## How to complete this task
All records below should be repeated exactly, with the pictures left out.

## Provided entries
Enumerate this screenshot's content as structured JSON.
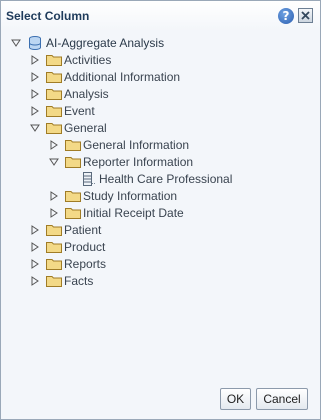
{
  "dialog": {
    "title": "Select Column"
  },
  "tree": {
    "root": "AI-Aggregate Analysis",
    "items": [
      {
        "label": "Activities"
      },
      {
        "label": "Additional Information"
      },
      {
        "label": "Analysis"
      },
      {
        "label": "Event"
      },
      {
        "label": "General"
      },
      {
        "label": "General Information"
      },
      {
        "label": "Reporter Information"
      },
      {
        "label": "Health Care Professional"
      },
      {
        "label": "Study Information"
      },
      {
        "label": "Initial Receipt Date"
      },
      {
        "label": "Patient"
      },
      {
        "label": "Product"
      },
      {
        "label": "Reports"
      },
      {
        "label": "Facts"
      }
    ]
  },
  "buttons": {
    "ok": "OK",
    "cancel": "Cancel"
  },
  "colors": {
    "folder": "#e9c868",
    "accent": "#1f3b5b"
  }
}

## Result
Enumerate this screenshot's content as structured JSON.
{
  "dialog": {
    "title": "Select Column"
  },
  "tree": {
    "root": "AI-Aggregate Analysis",
    "items": [
      {
        "label": "Activities"
      },
      {
        "label": "Additional Information"
      },
      {
        "label": "Analysis"
      },
      {
        "label": "Event"
      },
      {
        "label": "General"
      },
      {
        "label": "General Information"
      },
      {
        "label": "Reporter Information"
      },
      {
        "label": "Health Care Professional"
      },
      {
        "label": "Study Information"
      },
      {
        "label": "Initial Receipt Date"
      },
      {
        "label": "Patient"
      },
      {
        "label": "Product"
      },
      {
        "label": "Reports"
      },
      {
        "label": "Facts"
      }
    ]
  },
  "buttons": {
    "ok": "OK",
    "cancel": "Cancel"
  },
  "colors": {
    "folder": "#e9c868",
    "accent": "#1f3b5b"
  }
}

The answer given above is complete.